Ramblings: Season-Ending Q+A (Mar 30)

steve laidlaw



Today’s ramblings will be a blowout Q+A. Enjoy!



I have mild concerns about all the point totals we have seen this season. The early crackdown on obstruction led to penalties getting called at a rate we hadn’t seen in years, and the subsequent bump in power plays shot goal scoring up about an extra goal per game. That lasted for about a month and then things got back to normal.

That October bump is a big reason why of the 39 individual seasons in which a player scored 30+ PPP in a season over the past five years 13 of them (a third) are from this year, and that number is likely to climb with a little over a week remaining and several players knocking on the door.

Power plays are getting more efficient across the board as more teams buy into the four-forward look, but there has been a significant give-back in goal scoring since October. With teams better adapted to how the game is getting called, plus the natural progression away from referees making those calls, I doubt that we see scoring the level we saw it in the first month of the season.

For Barzal, who has 24 PPP, any slippage could see him fall below the point-per-game mark. However, Barzal scored only one of his 24 PPP in October. His season didn’t take off in full until November, when the Islanders finally sorted out which line Jordan Eberle should play on, and also that Barzal should indeed become a primary part of their top power play unit.

Barzal is also a super-duper star, capable of carrying his own line, and potentially his own team. No doubt life would become more difficult losing John Tavares as he’d get more attention from the oppositions best players as well as more focus from coaching staffs trying to shut him down. However, a guy who skates like Barzal is always going to be able to put the opposition into crisis.
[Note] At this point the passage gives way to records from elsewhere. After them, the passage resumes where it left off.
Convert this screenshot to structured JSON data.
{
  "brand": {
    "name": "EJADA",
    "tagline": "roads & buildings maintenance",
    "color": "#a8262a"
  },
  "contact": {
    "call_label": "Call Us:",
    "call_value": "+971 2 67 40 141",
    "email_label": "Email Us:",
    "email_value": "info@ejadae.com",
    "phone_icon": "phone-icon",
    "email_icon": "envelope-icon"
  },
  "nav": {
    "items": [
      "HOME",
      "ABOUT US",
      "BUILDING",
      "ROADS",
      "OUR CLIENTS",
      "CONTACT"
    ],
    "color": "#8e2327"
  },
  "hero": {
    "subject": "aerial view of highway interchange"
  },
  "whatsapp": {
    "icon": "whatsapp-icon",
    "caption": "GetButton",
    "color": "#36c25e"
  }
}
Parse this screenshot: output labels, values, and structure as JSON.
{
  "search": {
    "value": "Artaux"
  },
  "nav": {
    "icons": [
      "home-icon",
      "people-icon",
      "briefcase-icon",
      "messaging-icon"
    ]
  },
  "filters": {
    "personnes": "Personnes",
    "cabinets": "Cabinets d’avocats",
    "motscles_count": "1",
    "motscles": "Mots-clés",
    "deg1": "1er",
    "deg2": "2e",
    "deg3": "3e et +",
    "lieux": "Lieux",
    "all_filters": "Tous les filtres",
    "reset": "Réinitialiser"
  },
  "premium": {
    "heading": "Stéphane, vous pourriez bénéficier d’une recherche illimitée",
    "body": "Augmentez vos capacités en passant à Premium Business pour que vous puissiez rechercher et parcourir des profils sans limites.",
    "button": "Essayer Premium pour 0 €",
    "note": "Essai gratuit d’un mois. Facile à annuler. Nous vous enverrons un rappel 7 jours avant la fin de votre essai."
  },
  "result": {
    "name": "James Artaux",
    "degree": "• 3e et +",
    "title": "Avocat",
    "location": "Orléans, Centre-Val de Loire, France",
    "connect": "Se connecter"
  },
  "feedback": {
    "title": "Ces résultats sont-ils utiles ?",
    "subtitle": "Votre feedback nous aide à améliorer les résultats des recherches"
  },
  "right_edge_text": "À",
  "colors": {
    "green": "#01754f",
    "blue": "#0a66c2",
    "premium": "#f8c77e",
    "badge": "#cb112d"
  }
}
My main concern would be if the Islanders make a coaching change and get away from the wide-open play they have had all season. A coach not so content to trade chances could stifle Barzal by really having him focus on becoming a more complete two-way player. I suspect that plan would be accelerated if Tavares leaves.

There are also reasons to be suspect of assist-heavy players. Barzal’s performance is all too similar to Evgeny Kuznetsov’s breakout 2015-16 season. Kuznetsov’s subsequent decline in 2016-17 was a shock to many as it was assumed Kuznetsov had asserted himself as a star. As this season will prove, Kuznetsov is indeed a